What is being asked
Please report how many lines in the records below contain the word "Leistungen", and give nothing else.

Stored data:
BEGIN
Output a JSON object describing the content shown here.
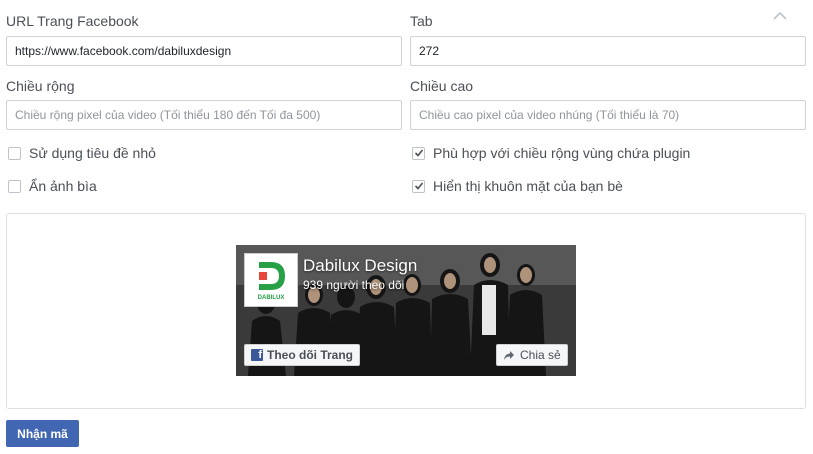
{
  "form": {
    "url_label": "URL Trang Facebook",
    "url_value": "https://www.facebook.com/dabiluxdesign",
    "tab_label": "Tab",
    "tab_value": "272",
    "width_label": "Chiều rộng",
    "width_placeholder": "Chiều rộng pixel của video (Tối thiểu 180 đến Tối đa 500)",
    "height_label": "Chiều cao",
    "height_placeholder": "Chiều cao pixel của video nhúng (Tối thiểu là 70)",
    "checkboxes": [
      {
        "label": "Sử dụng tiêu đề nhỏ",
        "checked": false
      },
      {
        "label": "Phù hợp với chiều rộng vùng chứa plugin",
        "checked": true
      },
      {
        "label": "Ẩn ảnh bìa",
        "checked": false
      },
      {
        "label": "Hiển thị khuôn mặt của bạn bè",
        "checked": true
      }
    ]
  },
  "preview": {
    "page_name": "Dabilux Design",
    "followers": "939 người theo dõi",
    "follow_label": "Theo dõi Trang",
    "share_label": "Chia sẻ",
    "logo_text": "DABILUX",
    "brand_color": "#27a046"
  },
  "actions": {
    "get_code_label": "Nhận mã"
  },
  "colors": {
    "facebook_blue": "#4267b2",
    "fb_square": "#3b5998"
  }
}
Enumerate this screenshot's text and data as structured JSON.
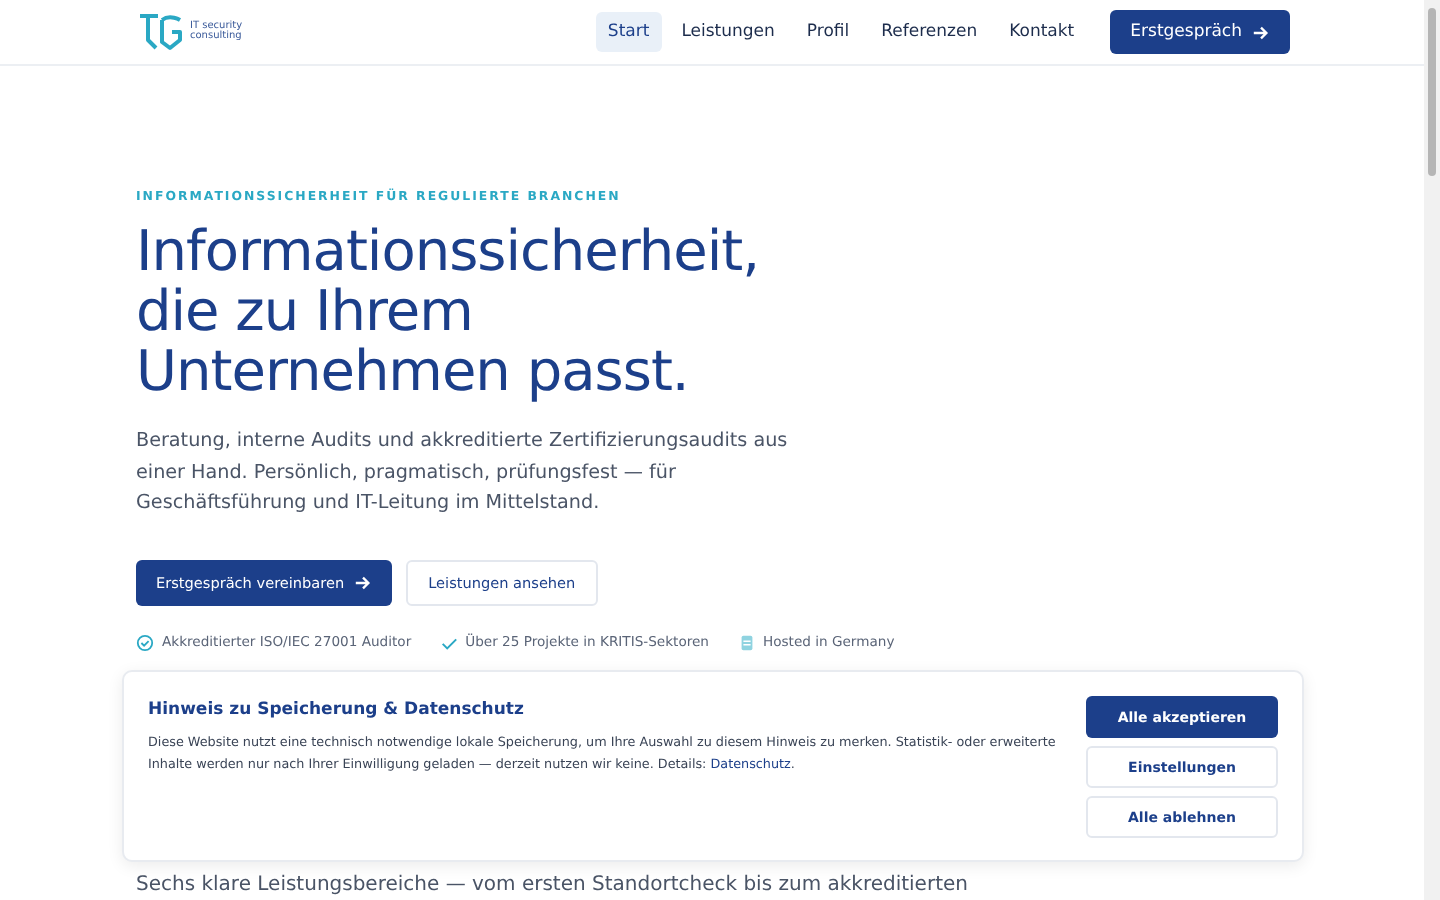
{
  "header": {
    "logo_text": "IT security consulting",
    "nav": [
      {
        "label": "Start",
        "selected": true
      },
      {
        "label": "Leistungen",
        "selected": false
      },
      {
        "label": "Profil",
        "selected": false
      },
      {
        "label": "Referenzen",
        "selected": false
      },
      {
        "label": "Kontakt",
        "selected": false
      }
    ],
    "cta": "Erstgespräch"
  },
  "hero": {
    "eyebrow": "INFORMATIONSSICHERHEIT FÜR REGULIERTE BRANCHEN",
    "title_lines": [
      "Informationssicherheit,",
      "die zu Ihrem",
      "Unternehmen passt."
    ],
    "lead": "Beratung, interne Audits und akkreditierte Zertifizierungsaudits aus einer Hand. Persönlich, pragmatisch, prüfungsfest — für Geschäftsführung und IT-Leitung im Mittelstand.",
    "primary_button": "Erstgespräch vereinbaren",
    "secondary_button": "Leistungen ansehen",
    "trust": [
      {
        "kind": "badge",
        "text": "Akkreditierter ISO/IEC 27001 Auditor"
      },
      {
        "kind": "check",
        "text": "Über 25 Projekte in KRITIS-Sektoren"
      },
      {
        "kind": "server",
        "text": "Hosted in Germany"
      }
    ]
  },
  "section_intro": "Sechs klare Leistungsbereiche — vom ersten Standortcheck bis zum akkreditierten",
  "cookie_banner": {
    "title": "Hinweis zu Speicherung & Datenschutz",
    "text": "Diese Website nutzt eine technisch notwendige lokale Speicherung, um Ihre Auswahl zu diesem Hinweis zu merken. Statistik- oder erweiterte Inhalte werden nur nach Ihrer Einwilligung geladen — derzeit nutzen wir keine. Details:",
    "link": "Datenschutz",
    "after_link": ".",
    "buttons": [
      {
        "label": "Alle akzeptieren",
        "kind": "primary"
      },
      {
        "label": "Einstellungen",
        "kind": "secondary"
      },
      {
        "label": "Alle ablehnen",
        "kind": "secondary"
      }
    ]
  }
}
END
Final answer
2